[Collected data entries]
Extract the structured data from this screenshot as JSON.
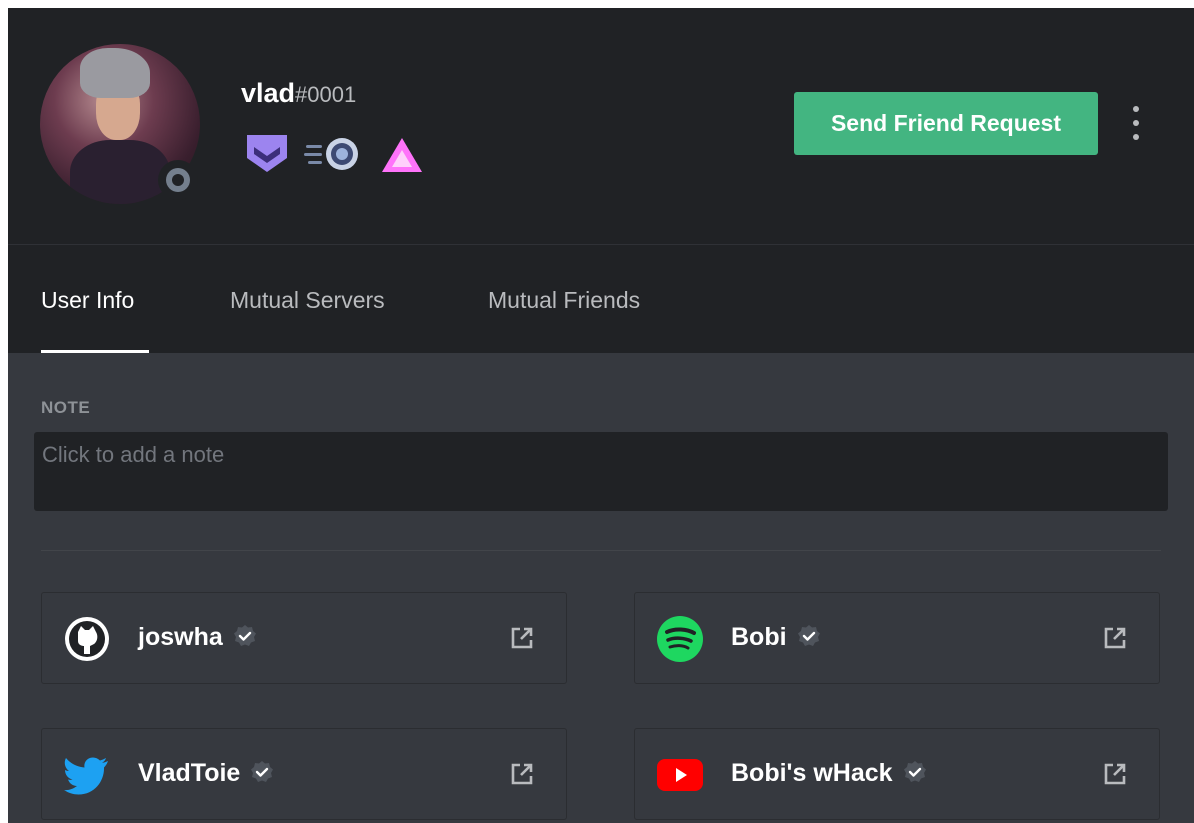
{
  "user": {
    "username": "vlad",
    "discriminator": "#0001",
    "status": "offline",
    "badges": [
      "hypesquad-balance-icon",
      "early-supporter-icon",
      "nitro-boost-icon"
    ]
  },
  "actions": {
    "send_friend_request": "Send Friend Request"
  },
  "tabs": [
    {
      "label": "User Info",
      "active": true
    },
    {
      "label": "Mutual Servers",
      "active": false
    },
    {
      "label": "Mutual Friends",
      "active": false
    }
  ],
  "note": {
    "label": "NOTE",
    "placeholder": "Click to add a note",
    "value": ""
  },
  "connections": [
    {
      "service": "github",
      "icon": "github-icon",
      "name": "joswha",
      "verified": true
    },
    {
      "service": "spotify",
      "icon": "spotify-icon",
      "name": "Bobi",
      "verified": true
    },
    {
      "service": "twitter",
      "icon": "twitter-icon",
      "name": "VladToie",
      "verified": true
    },
    {
      "service": "youtube",
      "icon": "youtube-icon",
      "name": "Bobi's wHack",
      "verified": true
    }
  ],
  "colors": {
    "accent_green": "#43b581",
    "header_bg": "#202225",
    "body_bg": "#36393f",
    "spotify": "#1ed760",
    "twitter": "#1da1f2",
    "youtube": "#ff0000",
    "badge_purple": "#9c84ef",
    "nitro_pink": "#ff73fa"
  }
}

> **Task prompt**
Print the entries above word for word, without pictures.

> **Solution for this task**
Extract the structured data from this screenshot as JSON.
{
  "user": {
    "username": "vlad",
    "discriminator": "#0001",
    "status": "offline",
    "badges": [
      "hypesquad-balance-icon",
      "early-supporter-icon",
      "nitro-boost-icon"
    ]
  },
  "actions": {
    "send_friend_request": "Send Friend Request"
  },
  "tabs": [
    {
      "label": "User Info",
      "active": true
    },
    {
      "label": "Mutual Servers",
      "active": false
    },
    {
      "label": "Mutual Friends",
      "active": false
    }
  ],
  "note": {
    "label": "NOTE",
    "placeholder": "Click to add a note",
    "value": ""
  },
  "connections": [
    {
      "service": "github",
      "icon": "github-icon",
      "name": "joswha",
      "verified": true
    },
    {
      "service": "spotify",
      "icon": "spotify-icon",
      "name": "Bobi",
      "verified": true
    },
    {
      "service": "twitter",
      "icon": "twitter-icon",
      "name": "VladToie",
      "verified": true
    },
    {
      "service": "youtube",
      "icon": "youtube-icon",
      "name": "Bobi's wHack",
      "verified": true
    }
  ],
  "colors": {
    "accent_green": "#43b581",
    "header_bg": "#202225",
    "body_bg": "#36393f",
    "spotify": "#1ed760",
    "twitter": "#1da1f2",
    "youtube": "#ff0000",
    "badge_purple": "#9c84ef",
    "nitro_pink": "#ff73fa"
  }
}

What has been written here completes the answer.